__WHAT TO WORK ON__:
Please print out the entries below unchanged and skip the images.

+ + + + + + +

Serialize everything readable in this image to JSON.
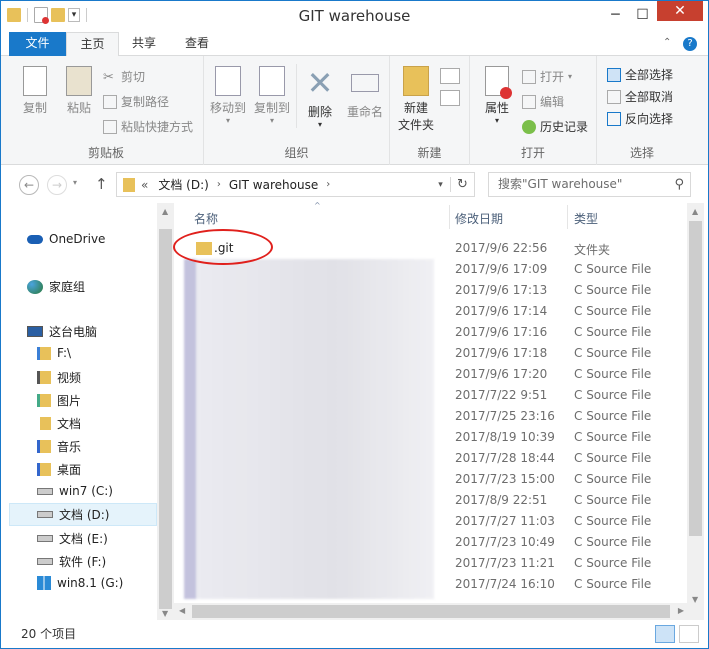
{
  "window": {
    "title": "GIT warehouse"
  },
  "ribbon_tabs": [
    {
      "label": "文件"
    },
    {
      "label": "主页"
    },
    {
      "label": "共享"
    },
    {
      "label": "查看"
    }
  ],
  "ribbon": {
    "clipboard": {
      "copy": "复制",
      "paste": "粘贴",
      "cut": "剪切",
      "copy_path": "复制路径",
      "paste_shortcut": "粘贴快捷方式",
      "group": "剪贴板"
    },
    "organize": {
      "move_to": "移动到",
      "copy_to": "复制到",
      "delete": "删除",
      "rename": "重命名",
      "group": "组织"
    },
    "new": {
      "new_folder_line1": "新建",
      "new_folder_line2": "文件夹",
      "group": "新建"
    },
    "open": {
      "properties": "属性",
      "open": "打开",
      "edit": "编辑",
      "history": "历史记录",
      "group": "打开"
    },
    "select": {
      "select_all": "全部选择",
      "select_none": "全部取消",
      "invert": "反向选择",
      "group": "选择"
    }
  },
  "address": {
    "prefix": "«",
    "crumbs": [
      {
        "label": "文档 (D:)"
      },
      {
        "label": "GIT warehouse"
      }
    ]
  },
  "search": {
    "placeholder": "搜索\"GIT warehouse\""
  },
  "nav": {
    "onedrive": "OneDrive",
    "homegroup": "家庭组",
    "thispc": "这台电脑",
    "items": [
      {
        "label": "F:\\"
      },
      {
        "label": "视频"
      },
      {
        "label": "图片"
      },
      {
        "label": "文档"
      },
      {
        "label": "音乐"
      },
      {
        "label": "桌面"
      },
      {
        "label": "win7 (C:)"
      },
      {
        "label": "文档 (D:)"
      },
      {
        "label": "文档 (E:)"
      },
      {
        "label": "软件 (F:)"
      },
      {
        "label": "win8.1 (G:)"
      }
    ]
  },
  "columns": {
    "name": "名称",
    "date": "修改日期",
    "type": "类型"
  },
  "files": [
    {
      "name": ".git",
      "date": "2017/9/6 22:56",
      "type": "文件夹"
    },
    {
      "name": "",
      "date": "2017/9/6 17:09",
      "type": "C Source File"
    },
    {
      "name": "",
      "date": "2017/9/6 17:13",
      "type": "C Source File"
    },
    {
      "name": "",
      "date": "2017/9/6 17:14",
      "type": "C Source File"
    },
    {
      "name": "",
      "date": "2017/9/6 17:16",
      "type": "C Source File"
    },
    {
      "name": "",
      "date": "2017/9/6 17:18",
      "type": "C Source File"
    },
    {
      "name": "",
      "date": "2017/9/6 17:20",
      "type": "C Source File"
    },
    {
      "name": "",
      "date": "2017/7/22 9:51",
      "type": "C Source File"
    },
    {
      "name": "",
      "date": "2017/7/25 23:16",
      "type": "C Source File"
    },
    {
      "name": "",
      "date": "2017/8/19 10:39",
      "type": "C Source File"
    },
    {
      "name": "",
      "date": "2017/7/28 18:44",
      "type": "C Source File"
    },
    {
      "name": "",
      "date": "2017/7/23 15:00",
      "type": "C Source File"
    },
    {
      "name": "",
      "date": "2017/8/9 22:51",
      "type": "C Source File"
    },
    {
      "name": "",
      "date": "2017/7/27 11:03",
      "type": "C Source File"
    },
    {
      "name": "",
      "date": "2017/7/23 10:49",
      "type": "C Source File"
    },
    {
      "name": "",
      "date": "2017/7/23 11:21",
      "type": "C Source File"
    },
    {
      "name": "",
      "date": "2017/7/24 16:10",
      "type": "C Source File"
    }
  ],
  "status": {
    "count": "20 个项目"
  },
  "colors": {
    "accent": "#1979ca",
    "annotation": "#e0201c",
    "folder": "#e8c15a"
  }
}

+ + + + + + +

__RESPONSE TO THIS EXERCISE__:
Serialize everything readable in this image to JSON.
{
  "window": {
    "title": "GIT warehouse"
  },
  "ribbon_tabs": [
    {
      "label": "文件"
    },
    {
      "label": "主页"
    },
    {
      "label": "共享"
    },
    {
      "label": "查看"
    }
  ],
  "ribbon": {
    "clipboard": {
      "copy": "复制",
      "paste": "粘贴",
      "cut": "剪切",
      "copy_path": "复制路径",
      "paste_shortcut": "粘贴快捷方式",
      "group": "剪贴板"
    },
    "organize": {
      "move_to": "移动到",
      "copy_to": "复制到",
      "delete": "删除",
      "rename": "重命名",
      "group": "组织"
    },
    "new": {
      "new_folder_line1": "新建",
      "new_folder_line2": "文件夹",
      "group": "新建"
    },
    "open": {
      "properties": "属性",
      "open": "打开",
      "edit": "编辑",
      "history": "历史记录",
      "group": "打开"
    },
    "select": {
      "select_all": "全部选择",
      "select_none": "全部取消",
      "invert": "反向选择",
      "group": "选择"
    }
  },
  "address": {
    "prefix": "«",
    "crumbs": [
      {
        "label": "文档 (D:)"
      },
      {
        "label": "GIT warehouse"
      }
    ]
  },
  "search": {
    "placeholder": "搜索\"GIT warehouse\""
  },
  "nav": {
    "onedrive": "OneDrive",
    "homegroup": "家庭组",
    "thispc": "这台电脑",
    "items": [
      {
        "label": "F:\\"
      },
      {
        "label": "视频"
      },
      {
        "label": "图片"
      },
      {
        "label": "文档"
      },
      {
        "label": "音乐"
      },
      {
        "label": "桌面"
      },
      {
        "label": "win7 (C:)"
      },
      {
        "label": "文档 (D:)"
      },
      {
        "label": "文档 (E:)"
      },
      {
        "label": "软件 (F:)"
      },
      {
        "label": "win8.1 (G:)"
      }
    ]
  },
  "columns": {
    "name": "名称",
    "date": "修改日期",
    "type": "类型"
  },
  "files": [
    {
      "name": ".git",
      "date": "2017/9/6 22:56",
      "type": "文件夹"
    },
    {
      "name": "",
      "date": "2017/9/6 17:09",
      "type": "C Source File"
    },
    {
      "name": "",
      "date": "2017/9/6 17:13",
      "type": "C Source File"
    },
    {
      "name": "",
      "date": "2017/9/6 17:14",
      "type": "C Source File"
    },
    {
      "name": "",
      "date": "2017/9/6 17:16",
      "type": "C Source File"
    },
    {
      "name": "",
      "date": "2017/9/6 17:18",
      "type": "C Source File"
    },
    {
      "name": "",
      "date": "2017/9/6 17:20",
      "type": "C Source File"
    },
    {
      "name": "",
      "date": "2017/7/22 9:51",
      "type": "C Source File"
    },
    {
      "name": "",
      "date": "2017/7/25 23:16",
      "type": "C Source File"
    },
    {
      "name": "",
      "date": "2017/8/19 10:39",
      "type": "C Source File"
    },
    {
      "name": "",
      "date": "2017/7/28 18:44",
      "type": "C Source File"
    },
    {
      "name": "",
      "date": "2017/7/23 15:00",
      "type": "C Source File"
    },
    {
      "name": "",
      "date": "2017/8/9 22:51",
      "type": "C Source File"
    },
    {
      "name": "",
      "date": "2017/7/27 11:03",
      "type": "C Source File"
    },
    {
      "name": "",
      "date": "2017/7/23 10:49",
      "type": "C Source File"
    },
    {
      "name": "",
      "date": "2017/7/23 11:21",
      "type": "C Source File"
    },
    {
      "name": "",
      "date": "2017/7/24 16:10",
      "type": "C Source File"
    }
  ],
  "status": {
    "count": "20 个项目"
  },
  "colors": {
    "accent": "#1979ca",
    "annotation": "#e0201c",
    "folder": "#e8c15a"
  }
}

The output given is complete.